## ACTION ITEM
Please copy every record below exactly and leave out the pictures.

┄┄┄┄┄┄

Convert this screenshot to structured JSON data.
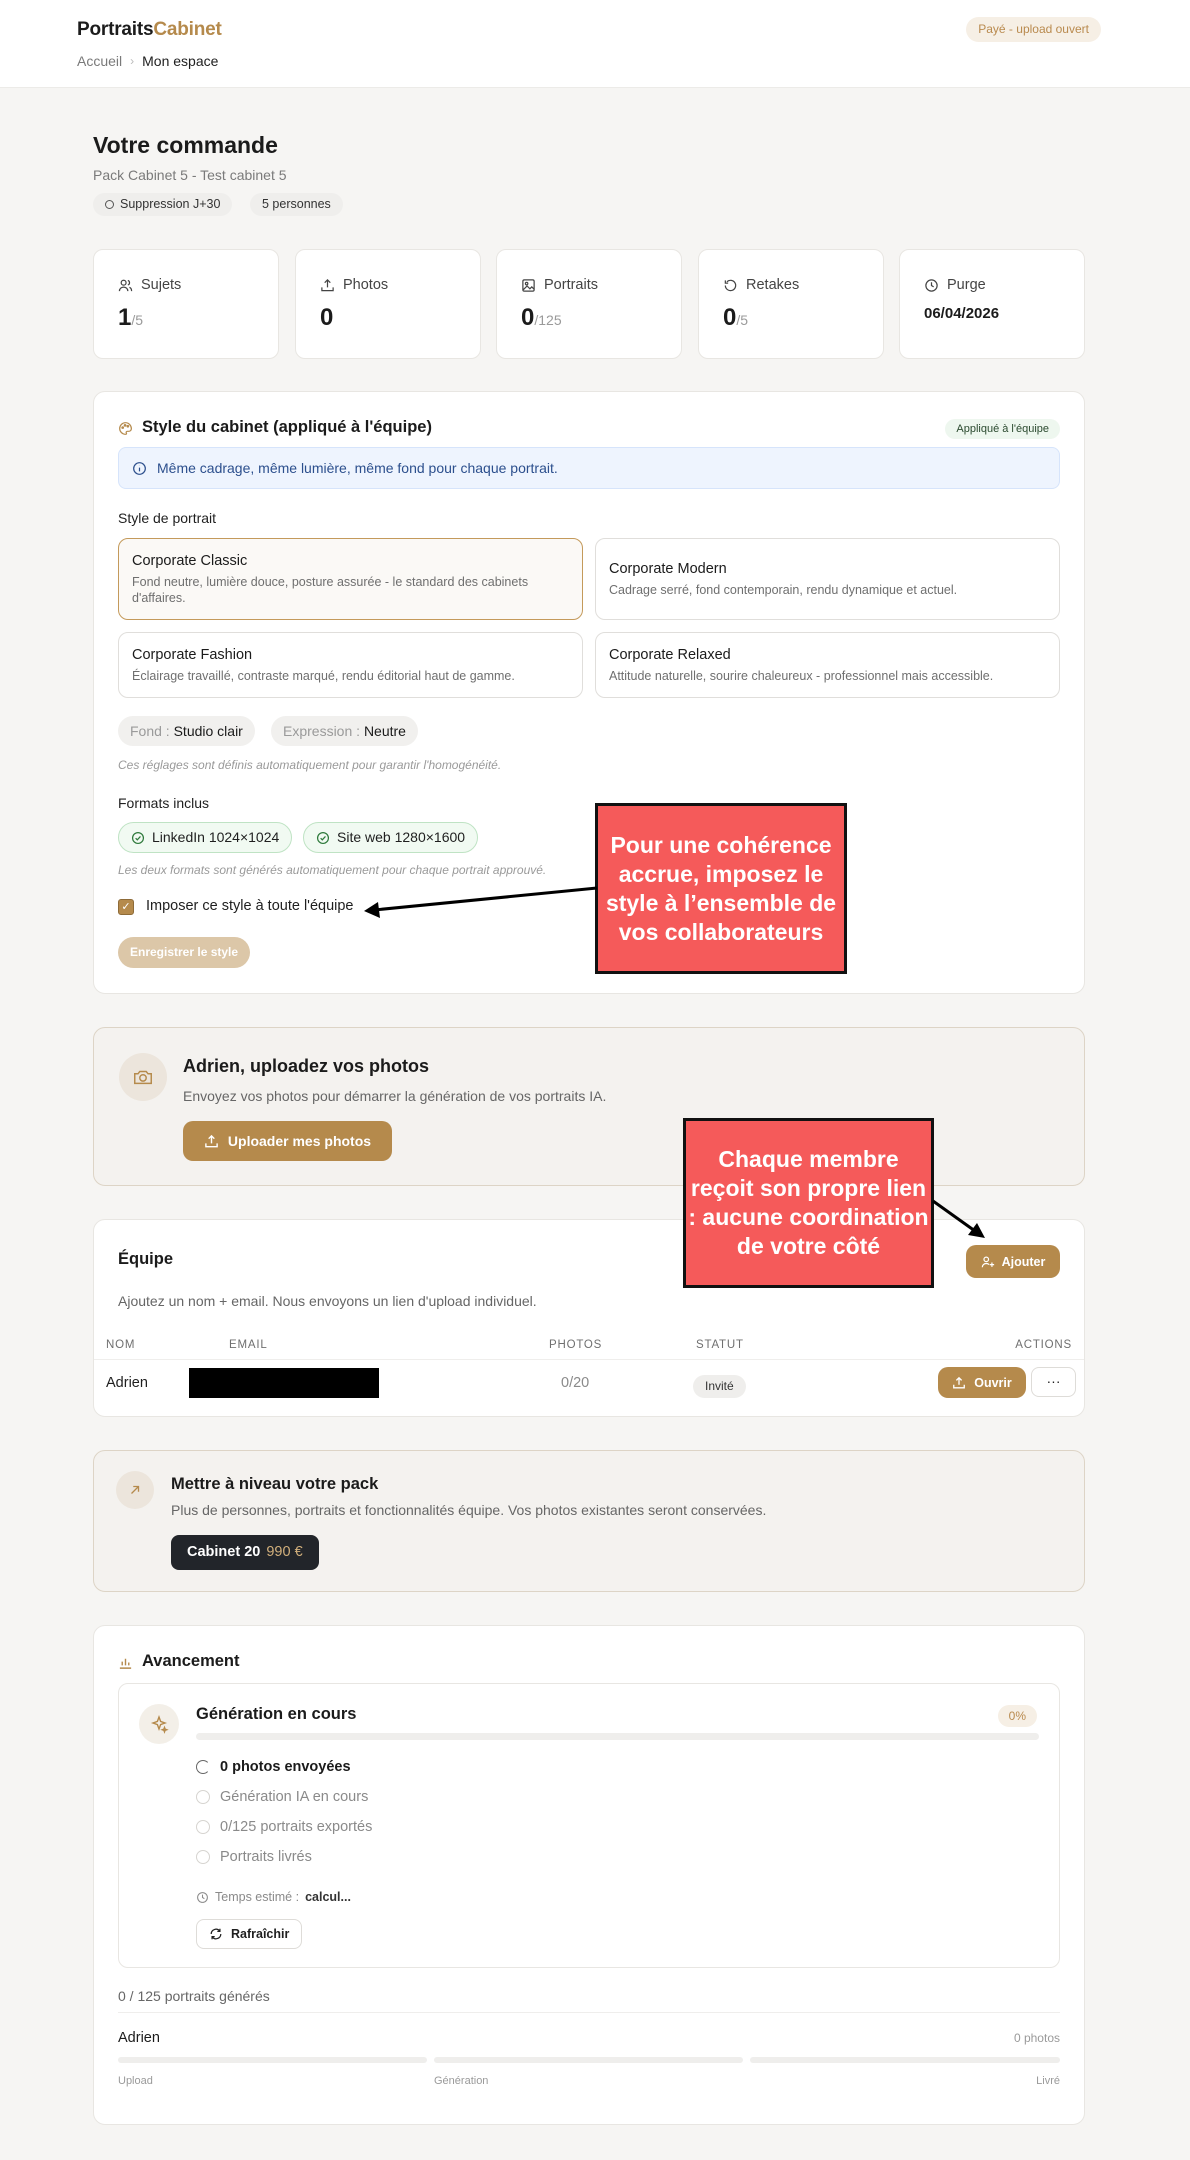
{
  "header": {
    "brand_part1": "Portraits",
    "brand_part2": "Cabinet",
    "breadcrumb": [
      "Accueil",
      "Mon espace"
    ],
    "status_pill": "Payé - upload ouvert"
  },
  "order": {
    "title": "Votre commande",
    "subtitle": "Pack Cabinet 5 - Test cabinet 5",
    "chips": [
      "Suppression J+30",
      "5 personnes"
    ]
  },
  "stats": [
    {
      "label": "Sujets",
      "value": "1",
      "denominator": "/5",
      "icon": "users-icon"
    },
    {
      "label": "Photos",
      "value": "0",
      "denominator": "",
      "icon": "upload-icon"
    },
    {
      "label": "Portraits",
      "value": "0",
      "denominator": "/125",
      "icon": "image-icon"
    },
    {
      "label": "Retakes",
      "value": "0",
      "denominator": "/5",
      "icon": "refresh-icon"
    },
    {
      "label": "Purge",
      "value": "06/04/2026",
      "denominator": "",
      "icon": "clock-icon"
    }
  ],
  "style_section": {
    "title": "Style du cabinet (appliqué à l'équipe)",
    "applied_tag": "Appliqué à l'équipe",
    "info": "Même cadrage, même lumière, même fond pour chaque portrait.",
    "portrait_style_label": "Style de portrait",
    "options": [
      {
        "title": "Corporate Classic",
        "desc": "Fond neutre, lumière douce, posture assurée - le standard des cabinets d'affaires.",
        "selected": true
      },
      {
        "title": "Corporate Modern",
        "desc": "Cadrage serré, fond contemporain, rendu dynamique et actuel.",
        "selected": false
      },
      {
        "title": "Corporate Fashion",
        "desc": "Éclairage travaillé, contraste marqué, rendu éditorial haut de gamme.",
        "selected": false
      },
      {
        "title": "Corporate Relaxed",
        "desc": "Attitude naturelle, sourire chaleureux - professionnel mais accessible.",
        "selected": false
      }
    ],
    "fond_key": "Fond :",
    "fond_value": "Studio clair",
    "expression_key": "Expression :",
    "expression_value": "Neutre",
    "auto_hint": "Ces réglages sont définis automatiquement pour garantir l'homogénéité.",
    "formats_label": "Formats inclus",
    "formats": [
      "LinkedIn 1024×1024",
      "Site web 1280×1600"
    ],
    "formats_hint": "Les deux formats sont générés automatiquement pour chaque portrait approuvé.",
    "impose_label": "Imposer ce style à toute l'équipe",
    "impose_checked": true,
    "save_button": "Enregistrer le style"
  },
  "annotations": {
    "callout1": "Pour une cohérence accrue, imposez le style à l’ensemble de vos collaborateurs",
    "callout2": "Chaque membre reçoit son propre lien : aucune coordination de votre côté"
  },
  "upload": {
    "title": "Adrien, uploadez vos photos",
    "desc": "Envoyez vos photos pour démarrer la génération de vos portraits IA.",
    "button": "Uploader mes photos"
  },
  "team": {
    "title": "Équipe",
    "add_button": "Ajouter",
    "desc": "Ajoutez un nom + email. Nous envoyons un lien d'upload individuel.",
    "columns": [
      "NOM",
      "EMAIL",
      "PHOTOS",
      "STATUT",
      "ACTIONS"
    ],
    "rows": [
      {
        "name": "Adrien",
        "photos_current": "0",
        "photos_max": "/20",
        "status": "Invité",
        "open_button": "Ouvrir",
        "more": "···"
      }
    ]
  },
  "upgrade": {
    "title": "Mettre à niveau votre pack",
    "desc": "Plus de personnes, portraits et fonctionnalités équipe. Vos photos existantes seront conservées.",
    "offer_name": "Cabinet 20",
    "offer_price": "990 €"
  },
  "progress": {
    "title": "Avancement",
    "gen_title": "Génération en cours",
    "percent_label": "0%",
    "percent_value": 0,
    "steps": [
      {
        "label": "0 photos envoyées",
        "active": true
      },
      {
        "label": "Génération IA en cours",
        "active": false
      },
      {
        "label": "0/125 portraits exportés",
        "active": false
      },
      {
        "label": "Portraits livrés",
        "active": false
      }
    ],
    "eta_label": "Temps estimé :",
    "eta_value": "calcul...",
    "refresh_button": "Rafraîchir",
    "summary": "0 / 125 portraits générés",
    "member_name": "Adrien",
    "member_photos": "0 photos",
    "phases": [
      "Upload",
      "Génération",
      "Livré"
    ]
  },
  "colors": {
    "accent": "#b58a4c",
    "callout": "#f55a5a"
  }
}
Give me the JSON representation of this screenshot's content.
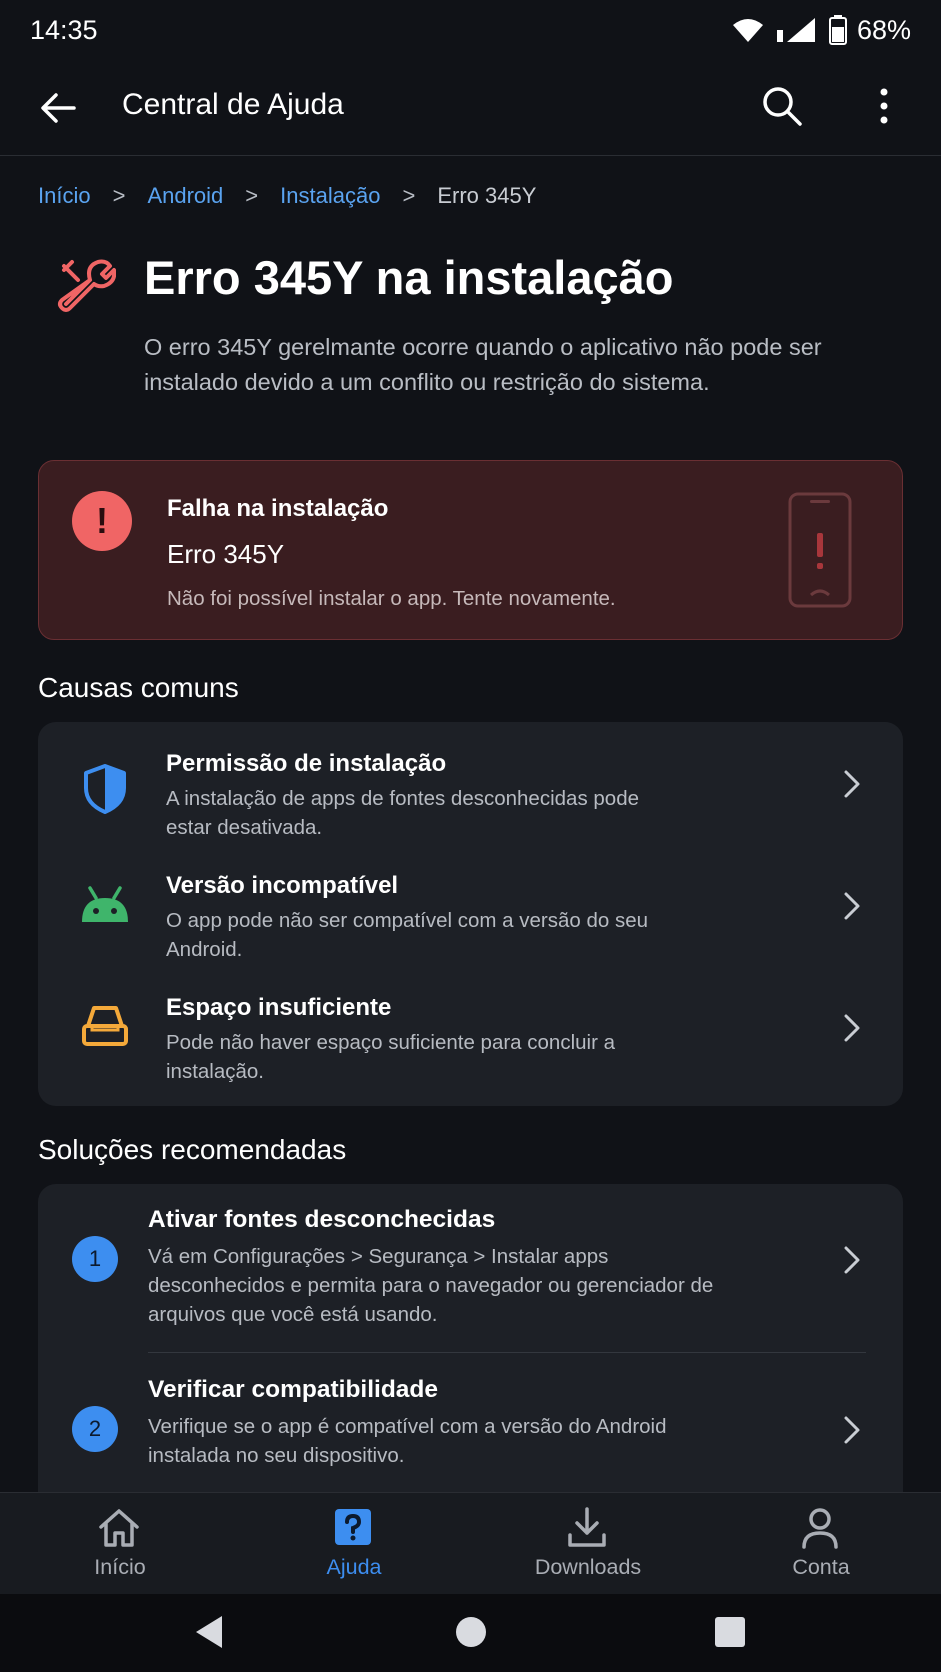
{
  "status": {
    "time": "14:35",
    "battery": "68%"
  },
  "appbar": {
    "title": "Central de Ajuda"
  },
  "breadcrumb": {
    "items": [
      "Início",
      "Android",
      "Instalação"
    ],
    "current": "Erro 345Y",
    "separator": ">"
  },
  "hero": {
    "title": "Erro 345Y na instalação",
    "description": "O erro 345Y gerelmante ocorre quando o aplicativo não pode ser instalado devido a um conflito ou restrição do sistema.",
    "icon": "wrench-icon"
  },
  "error_card": {
    "title": "Falha na instalação",
    "code": "Erro 345Y",
    "message": "Não foi possível instalar o app. Tente novamente.",
    "badge": "!"
  },
  "causes": {
    "title": "Causas comuns",
    "items": [
      {
        "title": "Permissão de instalação",
        "desc": "A instalação de apps de fontes desconhecidas pode estar desativada.",
        "icon": "shield-icon"
      },
      {
        "title": "Versão incompatível",
        "desc": "O app pode não ser compatível com a versão do seu Android.",
        "icon": "android-icon"
      },
      {
        "title": "Espaço insuficiente",
        "desc": "Pode não haver espaço suficiente para concluir a instalação.",
        "icon": "storage-icon"
      }
    ]
  },
  "solutions": {
    "title": "Soluções recomendadas",
    "items": [
      {
        "num": "1",
        "title": "Ativar fontes desconchecidas",
        "desc": "Vá em Configurações > Segurança > Instalar apps desconhecidos e permita para o navegador ou gerenciador de arquivos que você está usando."
      },
      {
        "num": "2",
        "title": "Verificar compatibilidade",
        "desc": "Verifique se o app é compatível com a versão do Android instalada no seu dispositivo."
      }
    ]
  },
  "bottom_nav": {
    "items": [
      {
        "label": "Início",
        "icon": "home-icon"
      },
      {
        "label": "Ajuda",
        "icon": "help-icon",
        "active": true
      },
      {
        "label": "Downloads",
        "icon": "download-icon"
      },
      {
        "label": "Conta",
        "icon": "account-icon"
      }
    ]
  },
  "colors": {
    "accent": "#3d8ef0",
    "error": "#f06565",
    "background": "#101217",
    "card": "#1d2026"
  }
}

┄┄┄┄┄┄

## SOLUTION FOR THIS TASK
Convert this screenshot to structured JSON data.
{
  "header": {
    "brand_part1": "Portraits",
    "brand_part2": "Cabinet",
    "breadcrumb": [
      "Accueil",
      "Mon espace"
    ],
    "status_pill": "Payé - upload ouvert"
  },
  "order": {
    "title": "Votre commande",
    "subtitle": "Pack Cabinet 5 - Test cabinet 5",
    "chips": [
      "Suppression J+30",
      "5 personnes"
    ]
  },
  "stats": [
    {
      "label": "Sujets",
      "value": "1",
      "denominator": "/5",
      "icon": "users-icon"
    },
    {
      "label": "Photos",
      "value": "0",
      "denominator": "",
      "icon": "upload-icon"
    },
    {
      "label": "Portraits",
      "value": "0",
      "denominator": "/125",
      "icon": "image-icon"
    },
    {
      "label": "Retakes",
      "value": "0",
      "denominator": "/5",
      "icon": "refresh-icon"
    },
    {
      "label": "Purge",
      "value": "06/04/2026",
      "denominator": "",
      "icon": "clock-icon"
    }
  ],
  "style_section": {
    "title": "Style du cabinet (appliqué à l'équipe)",
    "applied_tag": "Appliqué à l'équipe",
    "info": "Même cadrage, même lumière, même fond pour chaque portrait.",
    "portrait_style_label": "Style de portrait",
    "options": [
      {
        "title": "Corporate Classic",
        "desc": "Fond neutre, lumière douce, posture assurée - le standard des cabinets d'affaires.",
        "selected": true
      },
      {
        "title": "Corporate Modern",
        "desc": "Cadrage serré, fond contemporain, rendu dynamique et actuel.",
        "selected": false
      },
      {
        "title": "Corporate Fashion",
        "desc": "Éclairage travaillé, contraste marqué, rendu éditorial haut de gamme.",
        "selected": false
      },
      {
        "title": "Corporate Relaxed",
        "desc": "Attitude naturelle, sourire chaleureux - professionnel mais accessible.",
        "selected": false
      }
    ],
    "fond_key": "Fond :",
    "fond_value": "Studio clair",
    "expression_key": "Expression :",
    "expression_value": "Neutre",
    "auto_hint": "Ces réglages sont définis automatiquement pour garantir l'homogénéité.",
    "formats_label": "Formats inclus",
    "formats": [
      "LinkedIn 1024×1024",
      "Site web 1280×1600"
    ],
    "formats_hint": "Les deux formats sont générés automatiquement pour chaque portrait approuvé.",
    "impose_label": "Imposer ce style à toute l'équipe",
    "impose_checked": true,
    "save_button": "Enregistrer le style"
  },
  "annotations": {
    "callout1": "Pour une cohérence accrue, imposez le style à l’ensemble de vos collaborateurs",
    "callout2": "Chaque membre reçoit son propre lien : aucune coordination de votre côté"
  },
  "upload": {
    "title": "Adrien, uploadez vos photos",
    "desc": "Envoyez vos photos pour démarrer la génération de vos portraits IA.",
    "button": "Uploader mes photos"
  },
  "team": {
    "title": "Équipe",
    "add_button": "Ajouter",
    "desc": "Ajoutez un nom + email. Nous envoyons un lien d'upload individuel.",
    "columns": [
      "NOM",
      "EMAIL",
      "PHOTOS",
      "STATUT",
      "ACTIONS"
    ],
    "rows": [
      {
        "name": "Adrien",
        "photos_current": "0",
        "photos_max": "/20",
        "status": "Invité",
        "open_button": "Ouvrir",
        "more": "···"
      }
    ]
  },
  "upgrade": {
    "title": "Mettre à niveau votre pack",
    "desc": "Plus de personnes, portraits et fonctionnalités équipe. Vos photos existantes seront conservées.",
    "offer_name": "Cabinet 20",
    "offer_price": "990 €"
  },
  "progress": {
    "title": "Avancement",
    "gen_title": "Génération en cours",
    "percent_label": "0%",
    "percent_value": 0,
    "steps": [
      {
        "label": "0 photos envoyées",
        "active": true
      },
      {
        "label": "Génération IA en cours",
        "active": false
      },
      {
        "label": "0/125 portraits exportés",
        "active": false
      },
      {
        "label": "Portraits livrés",
        "active": false
      }
    ],
    "eta_label": "Temps estimé :",
    "eta_value": "calcul...",
    "refresh_button": "Rafraîchir",
    "summary": "0 / 125 portraits générés",
    "member_name": "Adrien",
    "member_photos": "0 photos",
    "phases": [
      "Upload",
      "Génération",
      "Livré"
    ]
  },
  "colors": {
    "accent": "#b58a4c",
    "callout": "#f55a5a"
  }
}
Give me the JSON representation of this screenshot's content.
{
  "status": {
    "time": "14:35",
    "battery": "68%"
  },
  "appbar": {
    "title": "Central de Ajuda"
  },
  "breadcrumb": {
    "items": [
      "Início",
      "Android",
      "Instalação"
    ],
    "current": "Erro 345Y",
    "separator": ">"
  },
  "hero": {
    "title": "Erro 345Y na instalação",
    "description": "O erro 345Y gerelmante ocorre quando o aplicativo não pode ser instalado devido a um conflito ou restrição do sistema.",
    "icon": "wrench-icon"
  },
  "error_card": {
    "title": "Falha na instalação",
    "code": "Erro 345Y",
    "message": "Não foi possível instalar o app. Tente novamente.",
    "badge": "!"
  },
  "causes": {
    "title": "Causas comuns",
    "items": [
      {
        "title": "Permissão de instalação",
        "desc": "A instalação de apps de fontes desconhecidas pode estar desativada.",
        "icon": "shield-icon"
      },
      {
        "title": "Versão incompatível",
        "desc": "O app pode não ser compatível com a versão do seu Android.",
        "icon": "android-icon"
      },
      {
        "title": "Espaço insuficiente",
        "desc": "Pode não haver espaço suficiente para concluir a instalação.",
        "icon": "storage-icon"
      }
    ]
  },
  "solutions": {
    "title": "Soluções recomendadas",
    "items": [
      {
        "num": "1",
        "title": "Ativar fontes desconchecidas",
        "desc": "Vá em Configurações > Segurança > Instalar apps desconhecidos e permita para o navegador ou gerenciador de arquivos que você está usando."
      },
      {
        "num": "2",
        "title": "Verificar compatibilidade",
        "desc": "Verifique se o app é compatível com a versão do Android instalada no seu dispositivo."
      }
    ]
  },
  "bottom_nav": {
    "items": [
      {
        "label": "Início",
        "icon": "home-icon"
      },
      {
        "label": "Ajuda",
        "icon": "help-icon",
        "active": true
      },
      {
        "label": "Downloads",
        "icon": "download-icon"
      },
      {
        "label": "Conta",
        "icon": "account-icon"
      }
    ]
  },
  "colors": {
    "accent": "#3d8ef0",
    "error": "#f06565",
    "background": "#101217",
    "card": "#1d2026"
  }
}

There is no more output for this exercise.